What aspects or areas of science education do you believe are lacking and should be improved on? How can we achieve a good balance of theoretical and practical teachings and prepare students for the future of science? In other words, how can we improve the science curriculums around the world?

I believe the main issue with current science curriculum is that public school curricula revolve around three main subjects: physics, chemistry, and biology, and students aren’t exposed to the different disciplines of all of the other incredible subjects related to science. By grouping them into these very general areas, there’s very little area to explore interests or understand the premises of what the field studies. By the end of high school, many times you’re expected to already know exactly what you want to study and commit to that major in higher studies, and changing majors may be more difficult.

My personal outlook on primary and secondary studies is that they should not only give a good basis on all subjects, but also focus on more specific areas of specialization. For many high schoolers, there’s a common misconception that there’s a set number of occupations and majors limited to the sciences, history, and english, where in the real world there is so much more than that. The core studies of the general sciences should be kept, but there should be the option to be able to explore the other disciplines; zoology, archaeology, oceanology, meteorology, botany, engineering—the list goes on. 

High school should prepare students for the decision of their lives and also excite them about learning. There should be much more interactive elements included in the learning curriculum. Science is hard to understand solely in classroom settings. Science, technology and innovation surround our modern world, and just pointing out the different applications, performing experiments and taking trips to important sites could enhance the learning process and create a better understanding for the students.

In working with younger kids and exposing them to the excitement in science, technology and innovation, I’ve realized that, especially at a young age, the key is to be able to engage them using elements that they find fun, including games, fun activities and crafts. Incorporating science and ending the lesson with the ultimate concept is an effective technique in getting the younger generation interested in the sciences, and can be applied in other age groups, as well.

As someone who has had very little exposure to these fascinating aspects of the sciences, I only realized my passion for astrophysics after I took the initiative to join a research group at my local university. The minimal exposure I received in my own classes along with the book-reliant learning didn’t excite me as much as actually doing hands-on work with real data. The interactive and casual atmosphere I found myself submersed in motivated me to learn and create tangible results.

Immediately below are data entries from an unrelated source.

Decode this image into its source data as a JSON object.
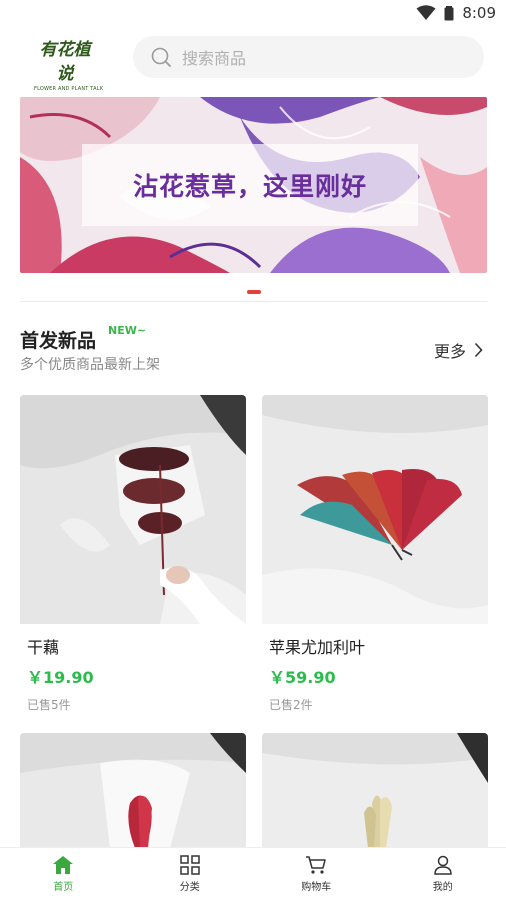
{
  "status_bar": {
    "time": "8:09",
    "icons": [
      "wifi-icon",
      "battery-icon"
    ]
  },
  "header": {
    "logo": {
      "cn": "有花植说",
      "en": "FLOWER AND PLANT TALK"
    },
    "search": {
      "placeholder": "搜索商品",
      "icon": "search-icon"
    }
  },
  "banner": {
    "caption": "沾花惹草，这里刚好",
    "active_index": 0
  },
  "section": {
    "title": "首发新品",
    "badge": "NEW~",
    "subtitle": "多个优质商品最新上架",
    "more": "更多",
    "more_icon": "chevron-right-icon"
  },
  "products": [
    {
      "name": "干藕",
      "price": "￥19.90",
      "sold": "已售5件"
    },
    {
      "name": "苹果尤加利叶",
      "price": "￥59.90",
      "sold": "已售2件"
    },
    {
      "name": "",
      "price": "",
      "sold": ""
    },
    {
      "name": "",
      "price": "",
      "sold": ""
    }
  ],
  "tabbar": {
    "active": "home",
    "items": [
      {
        "key": "home",
        "label": "首页",
        "icon": "home-icon"
      },
      {
        "key": "category",
        "label": "分类",
        "icon": "grid-icon"
      },
      {
        "key": "cart",
        "label": "购物车",
        "icon": "cart-icon"
      },
      {
        "key": "mine",
        "label": "我的",
        "icon": "user-icon"
      }
    ]
  },
  "colors": {
    "accent_green": "#2bbd4b",
    "tab_active": "#3aa83f",
    "indicator": "#e0413b",
    "banner_text": "#6a2d9c"
  }
}
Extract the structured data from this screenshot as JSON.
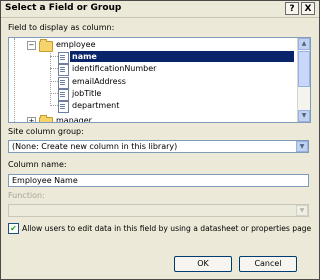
{
  "dialog": {
    "title": "Select a Field or Group",
    "help_button": "?",
    "close_button": "X"
  },
  "fields_section": {
    "label": "Field to display as column:",
    "tree": {
      "groups": [
        {
          "label": "employee",
          "expanded": true,
          "children": [
            {
              "label": "name",
              "selected": true
            },
            {
              "label": "identificationNumber"
            },
            {
              "label": "emailAddress"
            },
            {
              "label": "jobTitle"
            },
            {
              "label": "department"
            }
          ]
        },
        {
          "label": "manager",
          "expanded": false
        }
      ]
    }
  },
  "site_column_group": {
    "label": "Site column group:",
    "value": "(None: Create new column in this library)"
  },
  "column_name": {
    "label": "Column name:",
    "value": "Employee Name"
  },
  "function": {
    "label": "Function:",
    "value": "",
    "disabled": true
  },
  "allow_edit": {
    "checked": true,
    "label": "Allow users to edit data in this field by using a datasheet or properties page"
  },
  "buttons": {
    "ok": "OK",
    "cancel": "Cancel"
  },
  "colors": {
    "dialog_bg": "#ece9d8",
    "selection_bg": "#0a246a",
    "field_border": "#7f9db9"
  }
}
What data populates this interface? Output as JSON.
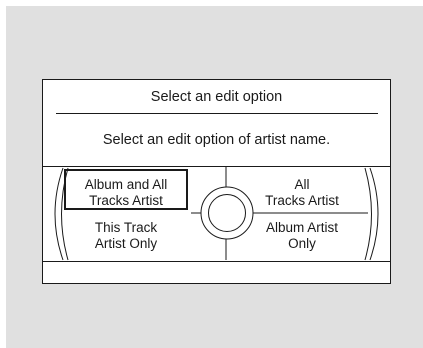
{
  "dialog": {
    "title": "Select an edit option",
    "message": "Select an edit option of artist name."
  },
  "options": {
    "top_left": {
      "line1": "Album and All",
      "line2": "Tracks Artist",
      "selected": true
    },
    "top_right": {
      "line1": "All",
      "line2": "Tracks Artist",
      "selected": false
    },
    "bottom_left": {
      "line1": "This Track",
      "line2": "Artist Only",
      "selected": false
    },
    "bottom_right": {
      "line1": "Album Artist",
      "line2": "Only",
      "selected": false
    }
  },
  "icons": {
    "center": "interface-dial-icon"
  }
}
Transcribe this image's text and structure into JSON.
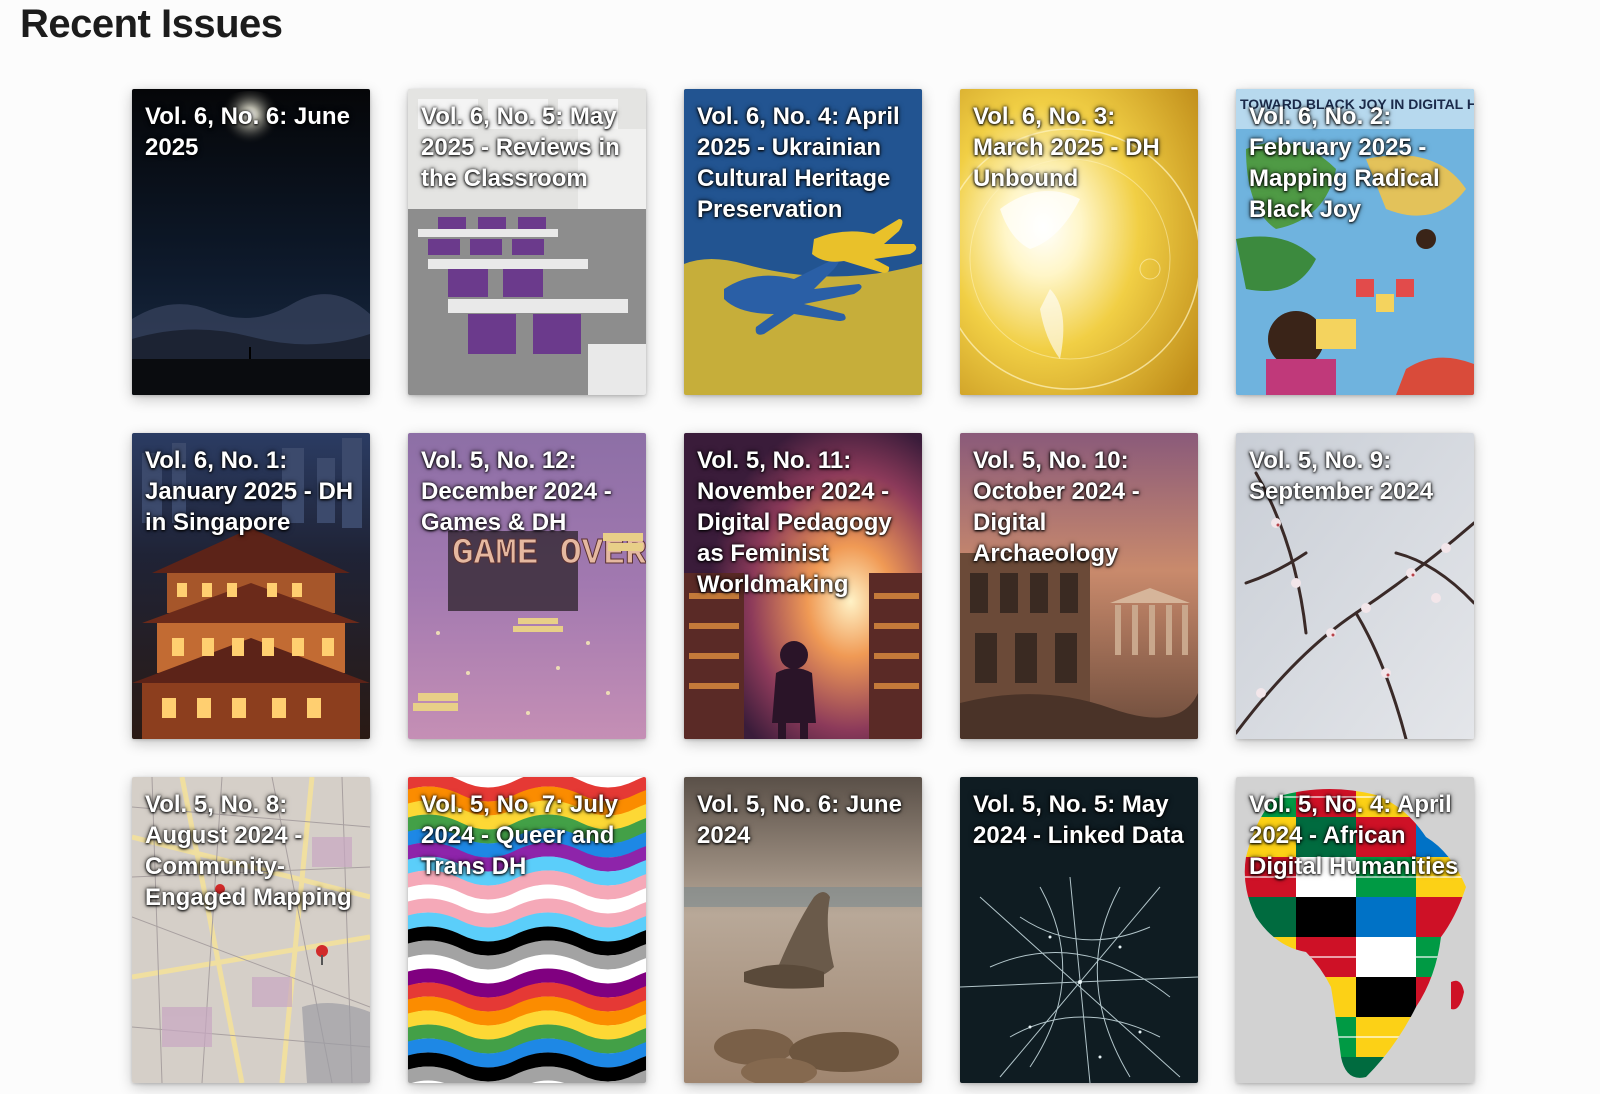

There are so many perspectives and points of view that can come from the simple question, so I’ll turn it over to you: how do you think we can improve the science curricula in schools?

Author

Megan is a gender-tech activist immensely passionate about bridging the gender gap in technology, fostering underserved girls’ interests in tech through her organization, GEARup4Youth (GEARup4Youth.org).

Comments are closed.